Taking care of our faculty

Faculty in the Division of Agriculture, Forestry and Veterinary Medicine visit in Bost Conference Center following a meeting to review the mid-career faculty success report findings.

Teaching classes. Grading papers. Publishing research. Serving their communities.

For Mississippi State University faculty in the Division of Agriculture, Forestry and Veterinary Medicine or DAFVM it's a labor of love. It's their passion. For many, it's what they've always dreamed.

Still, as they pass the early career stage, expectations grow. Time seems to shrink.

“There are unique challenges faculty face, especially those at the mid-career level,” said DAFVM Associate Vice President Ashli Brown. “There are increased teaching and service expectations and growing research programs at this stage, and early career support programs are phased out.”

The term “mid-life crisis” may be a common phrase, but a “mid-career crisis” may also be very real. A 2022 Association of Public and Land-Grant Universities survey reported 43% of the workforce was considering leaving their jobs in the coming year.

As an MSU faculty member at the mid-career level, Beth Baker understands the challenge of balancing it all.

“One day I may be delivering a soil and water conservation program or talking with producers from around the state, and another I might be managing budgets or amending grants,” said Baker, an associate Extension professor in the Forest and Wildlife Research Center or FWRC. “In between those details, I need to zoom out and focus on moving projects forward. I think at the mid-career stage, you’re re-envisioning what areas you want to focus on and what is most sustainable for you.”

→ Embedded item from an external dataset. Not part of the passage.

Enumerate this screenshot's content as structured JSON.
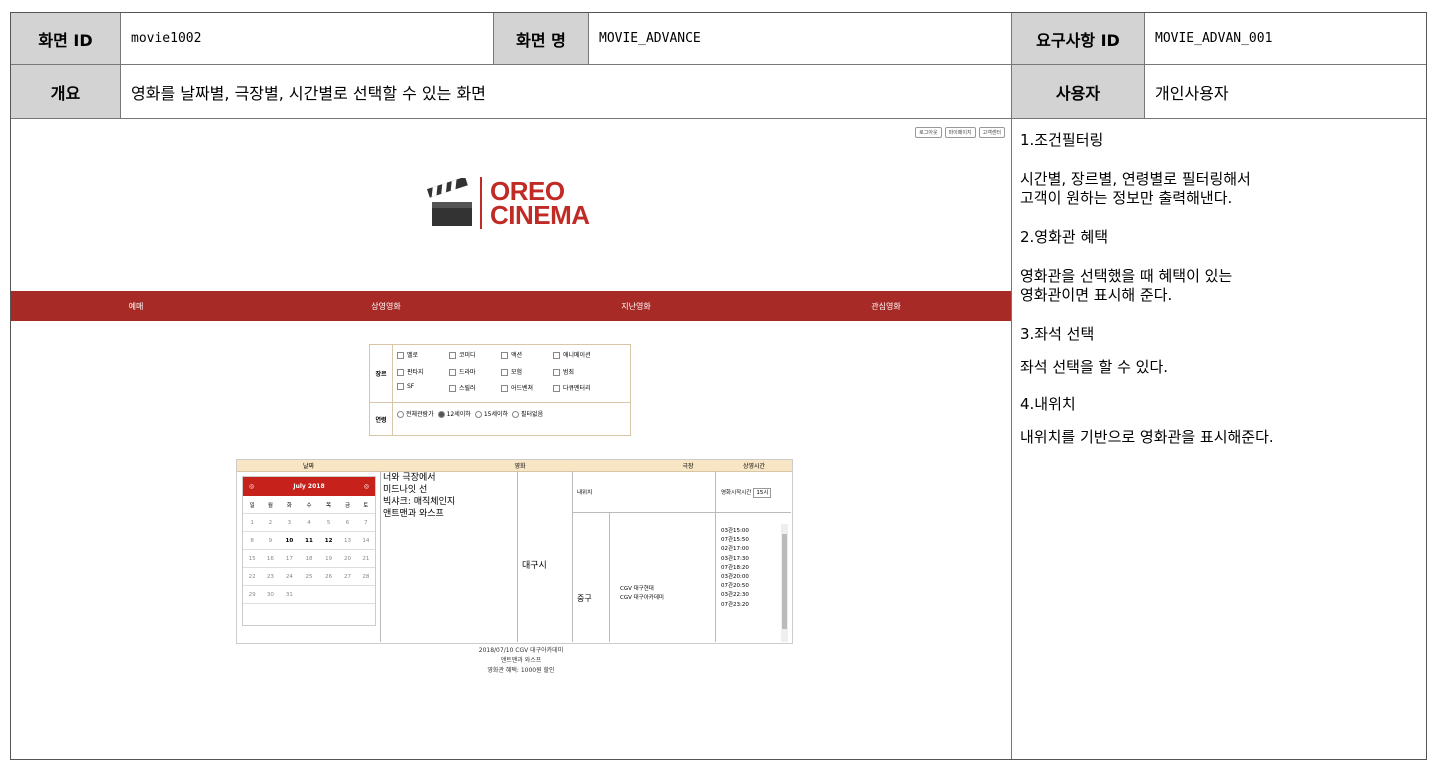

In addition to work responsibilities, faculty at the mid-career stage are often in a busy season of life.

“At the mid-career level, your general perspectives and life are changing—it’s not disconnected from your season of life—so it's really important to have support from administration to navigate it all and to do it in a way where we continue to grow and serve the university and our state,” said Baker.  

With this in mind, a DAFVM project launched in 2022 exploring ways to assist faculty in navigating the shift between early and mid-careers.  Leslie Burger, associate teaching professor in FWRC, was selected from a pool of applicants to lead the project.

“Mid-career faculty represent a significant investment of resources – start-up packages, early career training and salary,” said Burger. “When they leave, it creates gaps in meeting MSU’s mission and places additional pressure on those who remain. Supporting our faculty and retention go hand-in-hand.”

Starting at the administrative level, Burger held interviews with deans, directors and department heads and focus group sessions with mid-career faculty members. From data collected in the focus groups, Burger developed an online survey for faculty in every department within the Division and identified themes connected to faculty success.

Burger shared her findings with administration and faculty in November 2023.

“Focus group participants report staying at MSU because of the collegial and flexible work environment, opportunities and backing for applied research and supportive leadership. We found that faculty are concerned about the impact of infrastructure issues and vacant positions have on their ability to compete for grants, manage their workload and achieve promotion,” explained Burger.  

Josh Maples, associate professor and Extension economist, said this project is important because it is targeted at the career stage when faculty often have the ability and desire to consider other opportunities.

“Faculty at this stage have proven they have what it takes to earn promotion and/or tenure, and they may be in high demand by other universities or private industry because of their productivity. Obviously, we want these productive faculty to choose to stay at MSU,” said Maples.

Throughout the project, faculty made suggestions for changes they felt would better support them. One proposal, providing faculty the flexibility to adjust elements of their job description once they reach mid-career, resonated with Maples.

“After promotion and tenure, I think faculty generally have a much better idea of what they find rewarding and what they’d like to spend the rest of their career pursuing. There may be opportunities to retain faculty and improve success and satisfaction simply by shuffling appointments to better reflect what the faculty member enjoys (and excels at) doing,” Maples said.

Lauren Priddy, associate professor in agricultural and biological engineering, offered this suggestion: “Resources for grant writing, personnel, equipment, and sabbatical alternatives would benefit mid-career faculty as they expand and sustain their research programs. These mechanisms of support can facilitate recruitment and retention of mid-career faculty, which is important for their growth into leadership roles.”

Burger continues to collect feedback from faculty, and DAFVM unit leaders have begun to implement some changes as a result of the project’s findings.

“‘Taking care of our faculty’ is a theme that has shown up more and more over time,” said Keith Coble, DAFVM Vice President. “This project has worked out to be quite synergistic with the university’s transformational change conversation and will carry forward into our strategic plan.”

Mississippi State University is taking care of what matters. Learn more at www.msstate.edu.

Contact: Mary Kathryn Kight